Is Amarone a Della?

Is Amarone a Della?

Amarone della Valpolicella, usually known as Amarone (UK: /ˌæməˈroʊneɪ, -ni/, Italian: [amaˈroːne]), is an Italian DOCG denomination of typically rich dry red wine made from the partially dried grapes of the Corvina (45–95%, of which up to 50% could be substituted with Corvinone), Rondinella (5–30%) and other approved …

What makes Amarone special?

‘In broad strokes: Amarone from Classico tends to be the most elegant and aromatic, versions from the Valpantena are generally lighter and fruitier, while the so-called ‘extended’ zone (beyond Classico and Valpantena, bordering on the Soave) tends to produce richer, more muscular wines with a higher alcohol level. ‘

How many types of Amarone are there?

3 Styles
3 Styles of Amarone Amarone is produced in 16 designations throughout three main subregions of Valpolicella— Classico, Valpentana, and “Est” (extended zones)—and classified into three different styles: Normale, Riserva, and Recioto.

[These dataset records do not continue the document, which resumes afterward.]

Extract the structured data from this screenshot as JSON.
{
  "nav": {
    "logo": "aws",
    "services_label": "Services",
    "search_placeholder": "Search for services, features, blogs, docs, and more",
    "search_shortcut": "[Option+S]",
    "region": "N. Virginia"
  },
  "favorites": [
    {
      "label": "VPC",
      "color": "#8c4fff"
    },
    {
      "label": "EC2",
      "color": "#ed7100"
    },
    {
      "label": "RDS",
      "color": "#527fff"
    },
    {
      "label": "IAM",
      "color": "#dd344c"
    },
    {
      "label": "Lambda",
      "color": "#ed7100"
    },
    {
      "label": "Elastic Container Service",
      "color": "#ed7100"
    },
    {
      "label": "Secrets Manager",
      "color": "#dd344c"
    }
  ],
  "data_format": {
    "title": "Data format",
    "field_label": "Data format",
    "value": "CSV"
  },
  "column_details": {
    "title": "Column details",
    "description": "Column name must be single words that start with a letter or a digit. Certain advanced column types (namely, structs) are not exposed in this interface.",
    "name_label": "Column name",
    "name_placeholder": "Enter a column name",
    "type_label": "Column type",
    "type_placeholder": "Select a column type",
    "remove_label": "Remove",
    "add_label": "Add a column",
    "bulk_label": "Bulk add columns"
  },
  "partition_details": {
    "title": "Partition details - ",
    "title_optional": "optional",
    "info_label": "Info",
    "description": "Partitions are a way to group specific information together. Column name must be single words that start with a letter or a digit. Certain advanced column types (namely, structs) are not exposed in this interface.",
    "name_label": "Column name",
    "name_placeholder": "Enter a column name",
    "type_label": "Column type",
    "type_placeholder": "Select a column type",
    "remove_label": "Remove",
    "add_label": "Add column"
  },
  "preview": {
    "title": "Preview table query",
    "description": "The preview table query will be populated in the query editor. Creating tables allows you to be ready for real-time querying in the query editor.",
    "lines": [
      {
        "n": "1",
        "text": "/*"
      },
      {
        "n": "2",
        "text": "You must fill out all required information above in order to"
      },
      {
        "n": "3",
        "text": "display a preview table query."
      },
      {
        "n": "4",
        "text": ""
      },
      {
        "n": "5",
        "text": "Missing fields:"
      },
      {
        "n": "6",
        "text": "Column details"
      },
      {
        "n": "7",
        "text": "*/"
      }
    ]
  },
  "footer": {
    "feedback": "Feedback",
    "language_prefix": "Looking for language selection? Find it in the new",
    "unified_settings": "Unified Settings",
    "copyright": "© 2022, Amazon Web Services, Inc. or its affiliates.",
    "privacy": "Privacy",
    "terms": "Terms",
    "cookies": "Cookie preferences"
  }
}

Normale: Normale Amarone ages for a minimum of two years.

How long should an Amarone wine breathe?

If the nose is blocked, 20 minutes of decanter will be enough, for the most important wines you can wait even 40 minutes. To avoid mistakes I recommend that you taste the wine every 20 minutes: you can really feel how it changes over time!